- Fifteen Years Ago, Chandra X-Ray Observatory Deployed by Space Shuttle Crew
On July 23, 1999, a little more than seven hours after Space Shuttle Columbia and its five astronauts were launched from the Kennedy Space Center, NASA's Chandra X-Ray Observatory was successfully deployed by the STS-93 crew. Chandra was spring-ejected from a cradle in the shuttle’s cargo bay at 6:47 a.m. Central time, as Columbia flew over the Indonesian island chain. Commander Eileen Collins, the first female Shuttle Commander, maneuvered Columbia to a safe distance away from the telescope as an internal timer counted down to the first of a two-phase ignition of the solid-fuel Inertial Upper Stage (IUS). The IUS lit up as scheduled at 7:47 a.m., and a few minutes later, shut down as planned, sending Chandra on a highly elliptical orbit which was refined over the next few weeks by a series of firings of telescope thrusters, designed to place Chandra in an orbit about 6900 x 87,000 statute miles above the Earth. Since its deployment, Chandra has helped revolutionize our understanding of the universe through its unrivaled X-ray vision. Chandra, one of NASA's current "Great Observatories," along with the Hubble Space Telescope and Spitzer Space Telescope, is specially designed to detect X-ray emission from hot and energetic regions of the universe. In this photograph, the five STS-93 astronauts pose for the traditional inflight crew portrait on Columbia's middeck. In front are astronauts Eileen M. Collins, mission commander, and Michel Tognini, mission specialist representing France's Centre National d'Etudes Spatiales (CNES). Behind them are (from the left) astronauts Steven A. Hawley, mission specialist; Jeffrey S. Ashby, pilot; and Catherine G. (Cady) Coleman, mission specialist. In the background is a large poster depicting the Chandra X-Ray Observatory. Image Credit: NASA
Category Archives: History
It has been 34 years since the fall of the US Embassy in Tehran. While that is an event that many of us have placed in the dustbins of history, we received a reminder of the event as “tens of … Continue reading
30 years ago today, we woke up to the fact that over 200 of my fellow Marines were killed by a truck bomb. A truck bomb…now we have the “fancy” term Vehicle Borne Improvised Explosive Device (VBIED). In accordance with … Continue reading
Technology is a wonderful thing, and people find the most creative ways to apply their tools. This article from the Business Insider, and the resulting re-touched photos is pretty amazing. Update: More photos. These are from China prior to the … Continue reading
June 6, 1944. 180,000 Allied troops. 50 miles of beaches, with tall cliffs, and heavily fortified positions. 5,000 ships 13,000 aircraft Focused on the goal of gaining a toehold in Northern Europe, liberating the continent, and defeating Nazi Germany.

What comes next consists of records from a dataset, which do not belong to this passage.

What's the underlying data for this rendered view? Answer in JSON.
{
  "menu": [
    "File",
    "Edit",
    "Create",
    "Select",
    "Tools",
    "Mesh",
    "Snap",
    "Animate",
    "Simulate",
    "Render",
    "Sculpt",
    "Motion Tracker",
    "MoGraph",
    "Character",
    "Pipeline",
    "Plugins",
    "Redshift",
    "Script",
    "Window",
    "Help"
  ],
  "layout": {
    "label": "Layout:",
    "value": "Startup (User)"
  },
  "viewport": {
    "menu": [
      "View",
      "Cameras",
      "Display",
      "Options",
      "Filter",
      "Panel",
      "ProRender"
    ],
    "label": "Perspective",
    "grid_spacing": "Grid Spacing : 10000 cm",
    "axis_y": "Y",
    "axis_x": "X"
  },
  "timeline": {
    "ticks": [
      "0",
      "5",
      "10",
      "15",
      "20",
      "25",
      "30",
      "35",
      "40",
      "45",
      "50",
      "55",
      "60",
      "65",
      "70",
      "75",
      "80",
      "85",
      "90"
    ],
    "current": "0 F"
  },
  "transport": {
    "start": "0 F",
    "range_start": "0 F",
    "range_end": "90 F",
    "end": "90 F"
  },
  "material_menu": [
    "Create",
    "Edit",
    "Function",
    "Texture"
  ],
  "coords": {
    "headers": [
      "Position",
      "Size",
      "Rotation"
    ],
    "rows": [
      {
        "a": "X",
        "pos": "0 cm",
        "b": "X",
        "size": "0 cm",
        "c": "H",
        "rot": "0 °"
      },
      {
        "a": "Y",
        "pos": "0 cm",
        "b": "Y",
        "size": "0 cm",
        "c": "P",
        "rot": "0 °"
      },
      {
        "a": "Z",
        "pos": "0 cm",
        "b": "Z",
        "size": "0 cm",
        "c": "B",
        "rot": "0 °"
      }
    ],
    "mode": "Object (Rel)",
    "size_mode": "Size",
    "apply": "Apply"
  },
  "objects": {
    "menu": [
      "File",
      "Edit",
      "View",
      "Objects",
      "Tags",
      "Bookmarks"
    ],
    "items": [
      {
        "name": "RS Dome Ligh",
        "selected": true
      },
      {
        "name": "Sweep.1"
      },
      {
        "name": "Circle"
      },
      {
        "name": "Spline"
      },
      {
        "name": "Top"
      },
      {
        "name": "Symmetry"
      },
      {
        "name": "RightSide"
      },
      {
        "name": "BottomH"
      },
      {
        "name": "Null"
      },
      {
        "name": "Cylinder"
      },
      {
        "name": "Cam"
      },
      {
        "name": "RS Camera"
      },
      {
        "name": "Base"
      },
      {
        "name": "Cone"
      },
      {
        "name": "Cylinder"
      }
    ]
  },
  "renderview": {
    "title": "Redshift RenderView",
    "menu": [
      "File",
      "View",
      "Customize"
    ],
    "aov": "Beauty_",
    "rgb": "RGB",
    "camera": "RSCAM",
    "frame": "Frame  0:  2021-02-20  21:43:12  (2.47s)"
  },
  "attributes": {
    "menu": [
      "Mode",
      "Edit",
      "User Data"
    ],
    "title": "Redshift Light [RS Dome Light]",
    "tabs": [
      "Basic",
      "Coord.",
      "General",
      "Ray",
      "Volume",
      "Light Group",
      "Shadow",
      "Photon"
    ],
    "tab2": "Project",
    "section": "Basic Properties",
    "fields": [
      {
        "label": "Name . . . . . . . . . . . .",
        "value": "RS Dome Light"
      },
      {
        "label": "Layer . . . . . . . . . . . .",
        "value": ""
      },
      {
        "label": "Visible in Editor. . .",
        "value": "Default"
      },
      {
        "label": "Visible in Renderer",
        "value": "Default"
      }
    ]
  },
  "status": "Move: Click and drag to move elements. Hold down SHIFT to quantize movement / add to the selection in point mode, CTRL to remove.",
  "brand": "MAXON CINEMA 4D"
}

General … Continue reading
A reminder piece out of Fred Thompson’s new organization.
71 years ago today, the Imperial Japanese Navy launched waves of small propeller driven aircraft from ships in the middle of the Pacific Ocean. These aircraft swept down across the hills of Oahu and executed one of the most devastating surprise attacks in modern … Continue reading
Well, it appears as if there are some new developments going in on the Continent, that unfortunately appear to be old actions being resurrected for the 21st Century. Let’s take a look at the highlights of recent events: Greece continues to have widespread protests … Continue reading
An interesting snippet from Bill Whittle today, that brings us Rudyard Kipling’s wisdom and observations from 100 years ago. Take six minutes to watch.
On this day 237 years ago our Corps became a reality. The first Marines were recruited, and signed their papers on this day in 1775. In a small tavern in Philadelphia the United States Marine Corps was born. Today we celebrate that … Continue reading
Worth the time to remember. No Armor, no gun ships overhead, no fast movers on call, no body armor. Bloody, determined, and successful.